Improving Your Poker Skills
If you want to be a good poker player, it takes discipline and a lot of time and effort. But, most importantly, you must have a passion for the game. If you don’t, then it is impossible to stick with the game for the long haul. This is true whether you play poker as a hobby or professionally.
Poker has several different rules and variants. Some are more complicated than others, but the most important factor in winning is understanding how to use probability to your advantage. If you can predict the probabilities of your opponent’s hands, then you can make better decisions about how much to call and raise.
There are a number of ways to improve your poker skills, but most of them involve becoming familiar with the game’s rules and learning how to read other players. This includes studying their physical tells, such as how they hold their cards and their betting behavior. In addition, it is important to learn how to read other players’ emotions and use them against them.
Another important skill to develop is calculating your opponent’s range. While newer players will often try to put a player on a hand, more experienced players will analyze the entire selection of possible hands that the other player could have and work out how likely it is that those hands will beat yours.
In poker, the object is to win a pot by having a higher hand than your opponents. This is accomplished by raising your bets when you have the best hand, and by folding when you don’t have a high enough hand to call.
There are many other important aspects of the game, such as bankroll management and networking with other players. But, the most important thing is to be committed to learning and improving your poker skills. It is also necessary to be mentally prepared for long poker sessions, and to find games that will provide you with the most profitability.
It is very important to stay in the game for as long as possible, but if you feel frustration or fatigue building up while playing poker, then it is important to quit the session right away. This will help you avoid making mistakes that can cost you money.

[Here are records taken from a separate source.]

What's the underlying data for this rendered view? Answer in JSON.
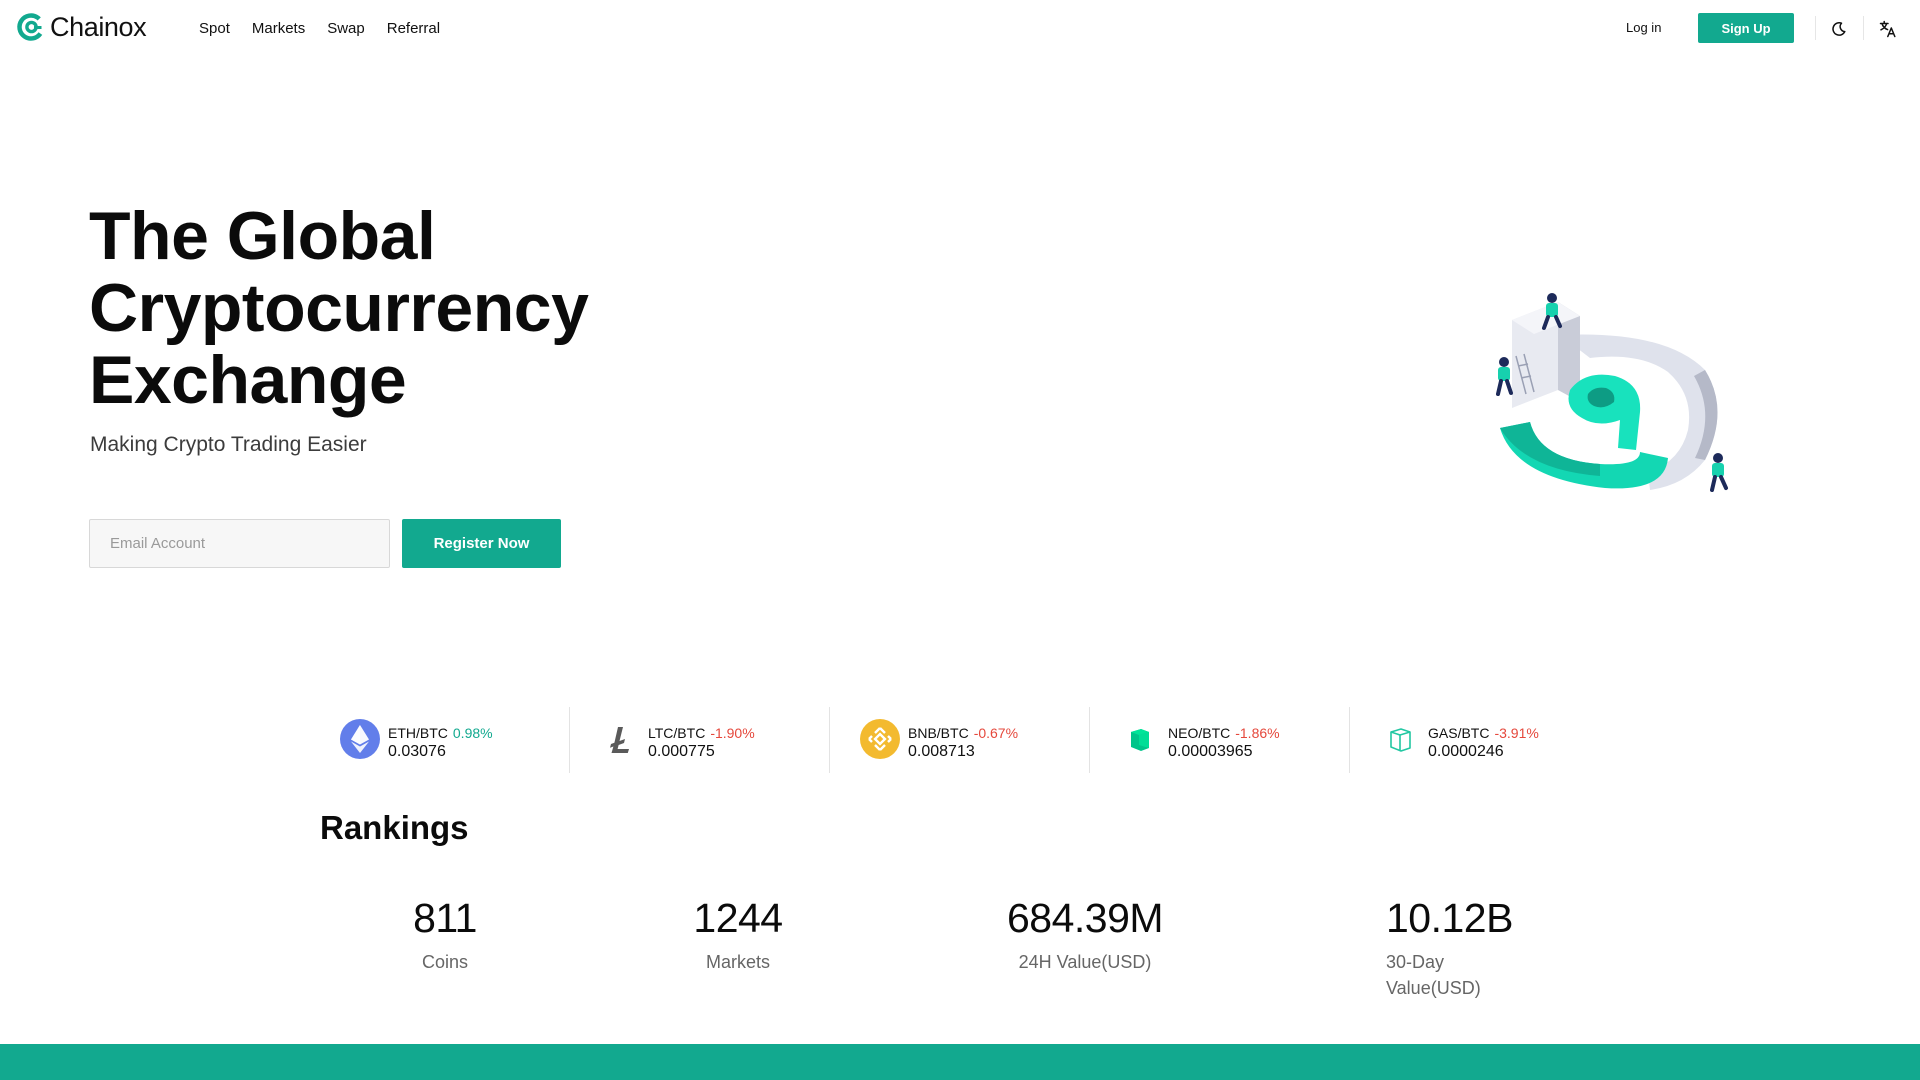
{
  "brand": {
    "name": "Chainox",
    "accent": "#12a98f"
  },
  "nav": {
    "items": [
      "Spot",
      "Markets",
      "Swap",
      "Referral"
    ]
  },
  "header": {
    "login_label": "Log in",
    "signup_label": "Sign Up",
    "theme_icon": "moon-icon",
    "language_icon": "translate-icon"
  },
  "hero": {
    "title_lines": [
      "The Global",
      "Cryptocurrency",
      "Exchange"
    ],
    "subtitle": "Making Crypto Trading Easier",
    "email_placeholder": "Email Account",
    "register_label": "Register Now"
  },
  "ticker": [
    {
      "pair": "ETH/BTC",
      "change": "0.98%",
      "direction": "up",
      "price": "0.03076",
      "icon": "ethereum-icon"
    },
    {
      "pair": "LTC/BTC",
      "change": "-1.90%",
      "direction": "down",
      "price": "0.000775",
      "icon": "litecoin-icon"
    },
    {
      "pair": "BNB/BTC",
      "change": "-0.67%",
      "direction": "down",
      "price": "0.008713",
      "icon": "bnb-icon"
    },
    {
      "pair": "NEO/BTC",
      "change": "-1.86%",
      "direction": "down",
      "price": "0.00003965",
      "icon": "neo-icon"
    },
    {
      "pair": "GAS/BTC",
      "change": "-3.91%",
      "direction": "down",
      "price": "0.0000246",
      "icon": "gas-icon"
    }
  ],
  "rankings": {
    "title": "Rankings",
    "stats": [
      {
        "value": "811",
        "label": "Coins"
      },
      {
        "value": "1244",
        "label": "Markets"
      },
      {
        "value": "684.39M",
        "label": "24H Value(USD)"
      },
      {
        "value": "10.12B",
        "label": "30-Day Value(USD)"
      }
    ]
  },
  "colors": {
    "up": "#12a98f",
    "down": "#e5483c",
    "eth": "#627eea",
    "bnb": "#f3ba2f",
    "neo": "#00e599"
  }
}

While luck does play a role in poker, the amount of skill that you have at your disposal is far greater. If you’re not committed to spending the time needed to become a top-notch player, then you will never be able to achieve the success you dream of. It’s also important to be able to recognize your own weaknesses and admit them when they occur. This will help you avoid the mistakes that most poker players make. These mistakes include calling a bet when they don’t have a strong hand and bluffing without a solid reason. It is also important to keep a record of your mistakes, so you can learn from them and avoid repeating them in the future.